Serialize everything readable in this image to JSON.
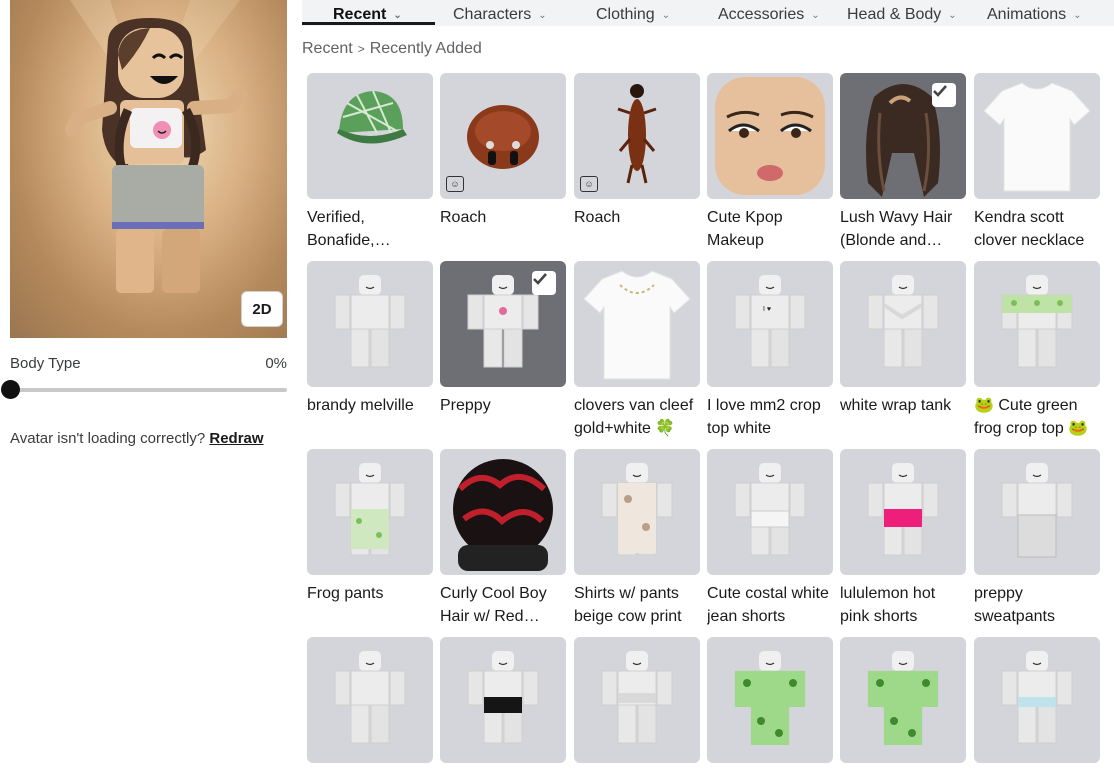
{
  "tabs": [
    {
      "label": "Recent"
    },
    {
      "label": "Characters"
    },
    {
      "label": "Clothing"
    },
    {
      "label": "Accessories"
    },
    {
      "label": "Head & Body"
    },
    {
      "label": "Animations"
    }
  ],
  "breadcrumb": {
    "root": "Recent",
    "current": "Recently Added"
  },
  "avatar": {
    "view_toggle": "2D"
  },
  "body_type": {
    "label": "Body Type",
    "value": "0%",
    "level": 0
  },
  "redraw": {
    "prompt": "Avatar isn't loading correctly?",
    "link": "Redraw"
  },
  "items": [
    {
      "name": "Verified, Bonafide, Plaidafied Green",
      "kind": "plaid-cap",
      "selected": false,
      "bundle": false
    },
    {
      "name": "Roach",
      "kind": "roach-head",
      "selected": false,
      "bundle": true
    },
    {
      "name": "Roach",
      "kind": "roach-body",
      "selected": false,
      "bundle": true
    },
    {
      "name": "Cute Kpop Makeup",
      "kind": "face-makeup",
      "selected": false,
      "bundle": false
    },
    {
      "name": "Lush Wavy Hair (Blonde and Brown)",
      "kind": "wavy-hair",
      "selected": true,
      "bundle": false
    },
    {
      "name": "Kendra scott clover necklace",
      "kind": "white-tee",
      "selected": false,
      "bundle": false
    },
    {
      "name": "brandy melville",
      "kind": "mannequin",
      "selected": false,
      "bundle": false
    },
    {
      "name": "Preppy",
      "kind": "mannequin-pink",
      "selected": true,
      "bundle": false
    },
    {
      "name": "clovers van cleef gold+white 🍀",
      "kind": "white-tee-necklace",
      "selected": false,
      "bundle": false
    },
    {
      "name": "I love mm2 crop top white",
      "kind": "mannequin-mm2",
      "selected": false,
      "bundle": false
    },
    {
      "name": "white wrap tank",
      "kind": "mannequin-wrap",
      "selected": false,
      "bundle": false
    },
    {
      "name": "🐸 Cute green frog crop top 🐸",
      "kind": "mannequin-frog-top",
      "selected": false,
      "bundle": false
    },
    {
      "name": "Frog pants",
      "kind": "mannequin-frog-pants",
      "selected": false,
      "bundle": false
    },
    {
      "name": "Curly Cool Boy Hair w/ Red Highlights",
      "kind": "curly-hair",
      "selected": false,
      "bundle": false
    },
    {
      "name": "Shirts w/ pants beige cow print",
      "kind": "mannequin-cow",
      "selected": false,
      "bundle": false
    },
    {
      "name": "Cute costal white jean shorts",
      "kind": "mannequin-jean",
      "selected": false,
      "bundle": false
    },
    {
      "name": "lululemon hot pink shorts",
      "kind": "mannequin-pink-shorts",
      "selected": false,
      "bundle": false
    },
    {
      "name": "preppy sweatpants",
      "kind": "mannequin-sweat",
      "selected": false,
      "bundle": false
    },
    {
      "name": "",
      "kind": "mannequin",
      "selected": false,
      "bundle": false
    },
    {
      "name": "",
      "kind": "mannequin-black",
      "selected": false,
      "bundle": false
    },
    {
      "name": "",
      "kind": "mannequin-light",
      "selected": false,
      "bundle": false
    },
    {
      "name": "",
      "kind": "mannequin-frog-full",
      "selected": false,
      "bundle": false
    },
    {
      "name": "",
      "kind": "mannequin-frog-full",
      "selected": false,
      "bundle": false
    },
    {
      "name": "",
      "kind": "mannequin-blue",
      "selected": false,
      "bundle": false
    }
  ],
  "colors": {
    "card_bg": "#d4d5db",
    "card_selected_bg": "#6e6f74",
    "text": "#1a1a1a",
    "muted": "#606266"
  }
}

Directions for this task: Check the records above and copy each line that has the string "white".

Answer to this problem:
      "kind": "white-tee",
      "name": "clovers van cleef gold+white 🍀",
      "kind": "white-tee-necklace",
      "name": "I love mm2 crop top white",
      "name": "white wrap tank",
      "name": "Cute costal white jean shorts",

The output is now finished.